For some students, like Sullivan High graduate Lizbeth Obispo, heading to college right after high school simply isn’t a viable option.
Obispo graduated from Sullivan High in Rogers Park last year. She’d been admitted to Loyola University and several other institutions, but is undocumented and would not be eligible for financial aid, so the cost was too high for her to seriously consider any of the schools.
Instead, Obispo intended to enroll right away in Oakton Community College and get certified as a nursing assistant.
But as a teen mother, she had other obligations. Her daughter, Khryztal, was born during her junior year of high school. “If I ever have to make a decision between school and her, I’d choose her, of course,” Obispo says.

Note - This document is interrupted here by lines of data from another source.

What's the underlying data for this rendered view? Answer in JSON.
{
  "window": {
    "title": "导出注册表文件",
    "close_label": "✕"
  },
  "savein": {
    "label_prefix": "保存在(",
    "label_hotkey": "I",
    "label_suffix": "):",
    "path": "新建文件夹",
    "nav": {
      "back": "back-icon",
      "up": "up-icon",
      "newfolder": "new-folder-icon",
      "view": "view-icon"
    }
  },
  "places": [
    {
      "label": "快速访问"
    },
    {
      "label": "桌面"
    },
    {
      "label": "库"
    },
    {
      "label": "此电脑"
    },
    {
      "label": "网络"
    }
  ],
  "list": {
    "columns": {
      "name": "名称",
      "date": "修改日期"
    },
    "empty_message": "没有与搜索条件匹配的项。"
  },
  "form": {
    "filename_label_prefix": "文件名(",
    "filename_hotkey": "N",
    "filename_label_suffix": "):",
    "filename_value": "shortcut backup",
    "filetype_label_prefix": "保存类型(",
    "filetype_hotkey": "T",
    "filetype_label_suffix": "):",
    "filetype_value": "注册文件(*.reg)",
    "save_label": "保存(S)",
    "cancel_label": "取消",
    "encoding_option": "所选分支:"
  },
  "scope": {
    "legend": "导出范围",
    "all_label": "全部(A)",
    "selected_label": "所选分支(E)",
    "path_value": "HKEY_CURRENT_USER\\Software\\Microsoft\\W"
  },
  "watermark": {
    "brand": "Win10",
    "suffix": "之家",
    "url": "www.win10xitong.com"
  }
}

But by the time fall rolled around, Obispo changed her mind about Oakton. She decided to work for a few semesters at a local grocery store to save money and help support her family before enrolling in any classes.
In early October, Lurie Children’s Hospital — where Obispo had finished a summer internship — offered her a full-time job filling in as an appointment scheduler. Though the job is temporary, it pays well and gives her the chance to find out about potential permanent work.
The best part about it, Obispo says, is that her supervisors will give her a flexible schedule if she wants to go to college — and the hospital will reimburse her expenses if she stays on. So in January, she finally enrolled part-time at Oakton and is taking courses to become a nurse assistant.
“I got so lucky,” Obispo says. “And I want to stay at my job because this is where I want to be a nurse.”
Chad Adams, principal at Sullivan High, was heartened to hear of her success, though he recognizes it won’t help his school’s rating down the road.
According to the district’s way of thinking, or to others looking at the situation from the outside, it might appear that Sullivan staff didn’t push Obispo hard enough to get into school right away, Adams says.
“But ultimately this is better for this [student] and her family and her own child’s future,” he adds. “It’s a loss in the sense of our [school] report card, but another example of how success happens. In a school like ours, there are so many paths to post-secondary success.”